REQUIRED WORK: Pick every line from the data below that contains the string "comments" and copy it.

RECORDS FOR THIS EXERCISE:
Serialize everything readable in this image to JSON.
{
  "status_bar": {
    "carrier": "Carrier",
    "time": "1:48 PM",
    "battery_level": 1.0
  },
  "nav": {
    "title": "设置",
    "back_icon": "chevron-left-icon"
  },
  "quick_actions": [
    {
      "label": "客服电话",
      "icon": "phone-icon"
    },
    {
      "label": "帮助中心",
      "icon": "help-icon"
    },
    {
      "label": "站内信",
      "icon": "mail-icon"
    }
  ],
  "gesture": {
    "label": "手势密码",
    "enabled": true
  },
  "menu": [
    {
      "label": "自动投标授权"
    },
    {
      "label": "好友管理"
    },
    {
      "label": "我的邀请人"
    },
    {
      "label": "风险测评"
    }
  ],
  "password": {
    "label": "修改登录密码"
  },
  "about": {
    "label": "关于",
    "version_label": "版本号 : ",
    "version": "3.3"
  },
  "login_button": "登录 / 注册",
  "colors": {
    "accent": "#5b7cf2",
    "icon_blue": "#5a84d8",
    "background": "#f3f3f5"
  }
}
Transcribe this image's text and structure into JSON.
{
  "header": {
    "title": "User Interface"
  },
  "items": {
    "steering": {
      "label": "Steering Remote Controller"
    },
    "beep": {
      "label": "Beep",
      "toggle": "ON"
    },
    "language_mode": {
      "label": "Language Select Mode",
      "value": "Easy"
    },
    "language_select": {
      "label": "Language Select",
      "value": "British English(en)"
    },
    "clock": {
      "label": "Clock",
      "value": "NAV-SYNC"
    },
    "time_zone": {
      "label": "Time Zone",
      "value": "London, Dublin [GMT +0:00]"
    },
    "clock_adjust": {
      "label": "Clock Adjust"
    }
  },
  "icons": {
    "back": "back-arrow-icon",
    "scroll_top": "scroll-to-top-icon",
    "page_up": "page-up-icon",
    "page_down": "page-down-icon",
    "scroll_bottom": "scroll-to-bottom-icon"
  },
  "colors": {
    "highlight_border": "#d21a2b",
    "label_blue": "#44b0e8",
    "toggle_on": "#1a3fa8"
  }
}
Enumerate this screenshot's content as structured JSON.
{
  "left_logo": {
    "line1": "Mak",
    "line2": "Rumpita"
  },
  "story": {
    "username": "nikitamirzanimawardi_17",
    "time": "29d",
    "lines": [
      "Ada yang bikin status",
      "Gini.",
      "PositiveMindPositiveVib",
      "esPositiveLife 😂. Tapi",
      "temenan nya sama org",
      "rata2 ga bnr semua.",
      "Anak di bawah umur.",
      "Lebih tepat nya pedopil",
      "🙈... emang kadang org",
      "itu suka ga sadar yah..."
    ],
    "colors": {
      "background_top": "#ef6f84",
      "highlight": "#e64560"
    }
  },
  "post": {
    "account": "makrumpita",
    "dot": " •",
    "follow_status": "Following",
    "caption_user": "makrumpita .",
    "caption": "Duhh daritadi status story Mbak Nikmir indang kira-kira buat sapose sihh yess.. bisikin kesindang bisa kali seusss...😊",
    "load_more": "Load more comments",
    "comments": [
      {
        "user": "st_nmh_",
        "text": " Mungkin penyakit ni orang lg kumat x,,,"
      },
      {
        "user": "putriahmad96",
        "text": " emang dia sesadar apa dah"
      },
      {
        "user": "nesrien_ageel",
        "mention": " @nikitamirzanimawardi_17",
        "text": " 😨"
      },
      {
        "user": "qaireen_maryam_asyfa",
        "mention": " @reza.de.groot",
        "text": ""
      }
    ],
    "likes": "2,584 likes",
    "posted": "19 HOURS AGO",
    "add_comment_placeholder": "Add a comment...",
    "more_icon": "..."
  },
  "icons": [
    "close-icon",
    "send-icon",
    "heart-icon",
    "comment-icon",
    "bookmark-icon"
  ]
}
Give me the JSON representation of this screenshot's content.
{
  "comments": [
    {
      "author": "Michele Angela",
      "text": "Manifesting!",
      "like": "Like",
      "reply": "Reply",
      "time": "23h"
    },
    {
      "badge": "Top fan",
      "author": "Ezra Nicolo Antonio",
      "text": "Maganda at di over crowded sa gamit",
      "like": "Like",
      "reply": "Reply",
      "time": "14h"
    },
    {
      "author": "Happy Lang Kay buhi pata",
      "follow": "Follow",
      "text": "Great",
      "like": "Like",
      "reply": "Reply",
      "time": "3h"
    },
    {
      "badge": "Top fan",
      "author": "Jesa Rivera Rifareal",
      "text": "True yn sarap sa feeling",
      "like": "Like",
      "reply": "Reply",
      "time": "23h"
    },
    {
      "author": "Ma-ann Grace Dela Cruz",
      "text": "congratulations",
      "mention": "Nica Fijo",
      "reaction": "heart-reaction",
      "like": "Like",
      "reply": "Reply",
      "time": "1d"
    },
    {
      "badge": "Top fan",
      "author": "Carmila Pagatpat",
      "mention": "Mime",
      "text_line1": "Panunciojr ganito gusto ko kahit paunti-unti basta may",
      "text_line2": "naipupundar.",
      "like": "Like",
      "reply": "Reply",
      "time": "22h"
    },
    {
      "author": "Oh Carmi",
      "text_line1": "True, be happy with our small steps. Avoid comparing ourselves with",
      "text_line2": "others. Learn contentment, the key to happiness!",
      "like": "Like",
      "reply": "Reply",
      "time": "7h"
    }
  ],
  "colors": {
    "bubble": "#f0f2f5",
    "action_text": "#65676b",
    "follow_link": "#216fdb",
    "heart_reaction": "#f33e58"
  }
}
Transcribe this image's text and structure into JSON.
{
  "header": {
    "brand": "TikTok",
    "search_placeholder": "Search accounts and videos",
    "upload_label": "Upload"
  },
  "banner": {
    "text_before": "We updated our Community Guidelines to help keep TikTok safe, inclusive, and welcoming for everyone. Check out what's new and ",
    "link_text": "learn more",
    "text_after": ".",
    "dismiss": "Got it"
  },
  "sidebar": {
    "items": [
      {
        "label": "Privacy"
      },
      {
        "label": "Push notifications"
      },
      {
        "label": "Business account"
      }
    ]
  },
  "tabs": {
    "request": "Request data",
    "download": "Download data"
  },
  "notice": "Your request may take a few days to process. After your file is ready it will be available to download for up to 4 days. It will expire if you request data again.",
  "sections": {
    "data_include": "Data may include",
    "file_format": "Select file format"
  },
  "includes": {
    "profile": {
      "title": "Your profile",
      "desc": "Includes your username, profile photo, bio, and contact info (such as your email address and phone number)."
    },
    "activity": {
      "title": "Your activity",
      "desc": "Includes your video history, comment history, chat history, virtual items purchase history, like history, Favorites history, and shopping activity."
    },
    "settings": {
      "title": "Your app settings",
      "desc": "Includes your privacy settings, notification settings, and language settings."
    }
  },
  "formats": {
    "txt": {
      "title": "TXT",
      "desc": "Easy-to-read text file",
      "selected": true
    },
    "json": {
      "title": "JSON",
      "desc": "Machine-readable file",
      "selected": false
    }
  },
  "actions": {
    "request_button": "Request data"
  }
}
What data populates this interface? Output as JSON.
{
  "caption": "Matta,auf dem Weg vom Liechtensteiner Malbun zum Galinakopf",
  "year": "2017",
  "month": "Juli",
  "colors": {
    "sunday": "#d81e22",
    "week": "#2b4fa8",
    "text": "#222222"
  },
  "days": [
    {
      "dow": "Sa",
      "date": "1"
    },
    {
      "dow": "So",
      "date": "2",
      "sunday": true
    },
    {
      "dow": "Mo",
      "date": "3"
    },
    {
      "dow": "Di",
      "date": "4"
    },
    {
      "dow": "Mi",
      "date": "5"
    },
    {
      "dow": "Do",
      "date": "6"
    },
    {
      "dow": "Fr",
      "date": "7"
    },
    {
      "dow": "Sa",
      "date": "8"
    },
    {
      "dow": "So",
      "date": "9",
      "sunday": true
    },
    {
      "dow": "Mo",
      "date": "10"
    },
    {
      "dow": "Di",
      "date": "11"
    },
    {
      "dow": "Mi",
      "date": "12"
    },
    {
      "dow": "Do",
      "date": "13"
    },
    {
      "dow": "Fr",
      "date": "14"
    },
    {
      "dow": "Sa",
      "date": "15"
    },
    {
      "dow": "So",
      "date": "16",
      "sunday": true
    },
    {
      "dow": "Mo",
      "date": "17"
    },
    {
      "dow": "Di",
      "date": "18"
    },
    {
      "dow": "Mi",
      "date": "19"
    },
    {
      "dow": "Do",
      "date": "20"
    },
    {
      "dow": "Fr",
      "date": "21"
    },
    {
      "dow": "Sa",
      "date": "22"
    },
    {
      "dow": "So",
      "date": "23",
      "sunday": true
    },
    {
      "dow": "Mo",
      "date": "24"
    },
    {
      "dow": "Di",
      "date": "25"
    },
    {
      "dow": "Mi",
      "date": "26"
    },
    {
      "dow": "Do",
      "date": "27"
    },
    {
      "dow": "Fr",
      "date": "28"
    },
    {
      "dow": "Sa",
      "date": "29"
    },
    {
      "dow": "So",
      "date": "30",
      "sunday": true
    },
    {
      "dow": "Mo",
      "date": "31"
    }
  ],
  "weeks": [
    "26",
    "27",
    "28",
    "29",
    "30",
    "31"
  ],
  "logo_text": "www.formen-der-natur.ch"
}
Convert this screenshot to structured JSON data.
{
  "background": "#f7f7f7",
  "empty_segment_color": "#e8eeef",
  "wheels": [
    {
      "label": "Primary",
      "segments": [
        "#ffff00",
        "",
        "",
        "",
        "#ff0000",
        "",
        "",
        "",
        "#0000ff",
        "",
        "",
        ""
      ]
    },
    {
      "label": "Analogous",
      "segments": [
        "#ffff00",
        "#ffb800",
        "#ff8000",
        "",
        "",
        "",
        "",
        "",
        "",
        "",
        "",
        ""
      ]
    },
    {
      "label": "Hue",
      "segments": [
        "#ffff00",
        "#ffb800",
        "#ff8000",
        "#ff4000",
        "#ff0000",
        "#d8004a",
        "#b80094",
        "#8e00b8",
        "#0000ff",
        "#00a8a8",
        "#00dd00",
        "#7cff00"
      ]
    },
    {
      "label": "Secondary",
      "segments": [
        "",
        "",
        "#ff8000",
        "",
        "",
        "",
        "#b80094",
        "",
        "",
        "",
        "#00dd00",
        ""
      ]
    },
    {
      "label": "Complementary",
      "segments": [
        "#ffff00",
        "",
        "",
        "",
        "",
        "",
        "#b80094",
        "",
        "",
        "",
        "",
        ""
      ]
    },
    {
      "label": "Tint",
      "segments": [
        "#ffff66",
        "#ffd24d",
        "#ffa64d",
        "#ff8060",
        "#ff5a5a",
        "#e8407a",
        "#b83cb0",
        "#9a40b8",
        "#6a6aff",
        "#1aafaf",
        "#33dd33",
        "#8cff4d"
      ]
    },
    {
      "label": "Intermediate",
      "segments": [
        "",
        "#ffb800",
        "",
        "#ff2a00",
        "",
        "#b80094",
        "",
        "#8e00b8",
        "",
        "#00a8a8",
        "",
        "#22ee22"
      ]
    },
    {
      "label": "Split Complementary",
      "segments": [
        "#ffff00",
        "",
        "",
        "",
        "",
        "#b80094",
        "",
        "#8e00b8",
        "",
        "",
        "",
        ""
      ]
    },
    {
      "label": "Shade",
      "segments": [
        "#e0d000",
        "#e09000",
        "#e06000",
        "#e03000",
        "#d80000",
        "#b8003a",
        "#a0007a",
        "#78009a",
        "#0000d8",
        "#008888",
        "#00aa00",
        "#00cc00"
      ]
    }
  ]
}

RESULT:
    "load_more": "Load more comments",
    "comments": [
  "comments": [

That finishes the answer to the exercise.